The expected response is the full set of records, unchanged.

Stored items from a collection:
-.-.-
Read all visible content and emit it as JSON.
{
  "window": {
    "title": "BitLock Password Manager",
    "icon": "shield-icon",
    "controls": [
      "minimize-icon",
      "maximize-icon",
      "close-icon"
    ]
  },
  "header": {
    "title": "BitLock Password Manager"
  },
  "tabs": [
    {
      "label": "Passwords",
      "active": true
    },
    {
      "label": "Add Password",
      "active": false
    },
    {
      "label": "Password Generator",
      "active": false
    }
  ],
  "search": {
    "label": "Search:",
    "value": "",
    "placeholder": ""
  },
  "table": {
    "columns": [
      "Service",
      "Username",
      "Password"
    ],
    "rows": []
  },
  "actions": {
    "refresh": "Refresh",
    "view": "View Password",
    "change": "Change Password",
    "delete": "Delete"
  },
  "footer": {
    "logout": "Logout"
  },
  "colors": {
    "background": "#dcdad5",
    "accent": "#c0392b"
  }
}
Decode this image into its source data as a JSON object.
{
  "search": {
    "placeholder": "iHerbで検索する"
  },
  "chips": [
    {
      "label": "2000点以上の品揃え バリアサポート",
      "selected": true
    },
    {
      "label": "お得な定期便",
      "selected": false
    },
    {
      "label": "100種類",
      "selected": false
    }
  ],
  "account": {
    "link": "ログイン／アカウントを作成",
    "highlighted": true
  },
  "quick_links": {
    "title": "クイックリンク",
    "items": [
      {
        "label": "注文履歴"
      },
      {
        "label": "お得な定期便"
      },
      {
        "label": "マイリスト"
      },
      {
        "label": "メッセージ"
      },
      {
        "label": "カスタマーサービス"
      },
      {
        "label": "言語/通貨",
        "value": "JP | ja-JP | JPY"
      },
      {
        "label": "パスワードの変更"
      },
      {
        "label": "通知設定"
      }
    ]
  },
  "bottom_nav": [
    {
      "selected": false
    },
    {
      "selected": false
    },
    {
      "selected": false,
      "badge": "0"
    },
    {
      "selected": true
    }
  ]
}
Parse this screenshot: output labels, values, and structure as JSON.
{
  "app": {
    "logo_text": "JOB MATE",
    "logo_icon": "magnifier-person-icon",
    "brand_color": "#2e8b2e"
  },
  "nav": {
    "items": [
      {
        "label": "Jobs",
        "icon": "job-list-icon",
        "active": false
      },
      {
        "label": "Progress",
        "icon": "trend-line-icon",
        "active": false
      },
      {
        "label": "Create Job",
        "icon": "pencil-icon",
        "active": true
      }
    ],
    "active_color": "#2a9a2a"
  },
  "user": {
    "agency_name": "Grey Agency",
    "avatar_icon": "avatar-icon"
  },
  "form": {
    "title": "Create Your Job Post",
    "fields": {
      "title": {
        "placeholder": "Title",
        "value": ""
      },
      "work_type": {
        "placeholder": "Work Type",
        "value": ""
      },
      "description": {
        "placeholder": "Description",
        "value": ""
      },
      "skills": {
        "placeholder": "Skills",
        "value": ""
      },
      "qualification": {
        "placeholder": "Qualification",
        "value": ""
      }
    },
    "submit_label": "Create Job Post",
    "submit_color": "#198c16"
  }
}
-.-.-
TASK RESULT:
Read all visible content and emit it as JSON.
{
  "window": {
    "title": "BitLock Password Manager",
    "icon": "shield-icon",
    "controls": [
      "minimize-icon",
      "maximize-icon",
      "close-icon"
    ]
  },
  "header": {
    "title": "BitLock Password Manager"
  },
  "tabs": [
    {
      "label": "Passwords",
      "active": true
    },
    {
      "label": "Add Password",
      "active": false
    },
    {
      "label": "Password Generator",
      "active": false
    }
  ],
  "search": {
    "label": "Search:",
    "value": "",
    "placeholder": ""
  },
  "table": {
    "columns": [
      "Service",
      "Username",
      "Password"
    ],
    "rows": []
  },
  "actions": {
    "refresh": "Refresh",
    "view": "View Password",
    "change": "Change Password",
    "delete": "Delete"
  },
  "footer": {
    "logout": "Logout"
  },
  "colors": {
    "background": "#dcdad5",
    "accent": "#c0392b"
  }
}
Decode this image into its source data as a JSON object.
{
  "search": {
    "placeholder": "iHerbで検索する"
  },
  "chips": [
    {
      "label": "2000点以上の品揃え バリアサポート",
      "selected": true
    },
    {
      "label": "お得な定期便",
      "selected": false
    },
    {
      "label": "100種類",
      "selected": false
    }
  ],
  "account": {
    "link": "ログイン／アカウントを作成",
    "highlighted": true
  },
  "quick_links": {
    "title": "クイックリンク",
    "items": [
      {
        "label": "注文履歴"
      },
      {
        "label": "お得な定期便"
      },
      {
        "label": "マイリスト"
      },
      {
        "label": "メッセージ"
      },
      {
        "label": "カスタマーサービス"
      },
      {
        "label": "言語/通貨",
        "value": "JP | ja-JP | JPY"
      },
      {
        "label": "パスワードの変更"
      },
      {
        "label": "通知設定"
      }
    ]
  },
  "bottom_nav": [
    {
      "selected": false
    },
    {
      "selected": false
    },
    {
      "selected": false,
      "badge": "0"
    },
    {
      "selected": true
    }
  ]
}
Parse this screenshot: output labels, values, and structure as JSON.
{
  "app": {
    "logo_text": "JOB MATE",
    "logo_icon": "magnifier-person-icon",
    "brand_color": "#2e8b2e"
  },
  "nav": {
    "items": [
      {
        "label": "Jobs",
        "icon": "job-list-icon",
        "active": false
      },
      {
        "label": "Progress",
        "icon": "trend-line-icon",
        "active": false
      },
      {
        "label": "Create Job",
        "icon": "pencil-icon",
        "active": true
      }
    ],
    "active_color": "#2a9a2a"
  },
  "user": {
    "agency_name": "Grey Agency",
    "avatar_icon": "avatar-icon"
  },
  "form": {
    "title": "Create Your Job Post",
    "fields": {
      "title": {
        "placeholder": "Title",
        "value": ""
      },
      "work_type": {
        "placeholder": "Work Type",
        "value": ""
      },
      "description": {
        "placeholder": "Description",
        "value": ""
      },
      "skills": {
        "placeholder": "Skills",
        "value": ""
      },
      "qualification": {
        "placeholder": "Qualification",
        "value": ""
      }
    },
    "submit_label": "Create Job Post",
    "submit_color": "#198c16"
  }
}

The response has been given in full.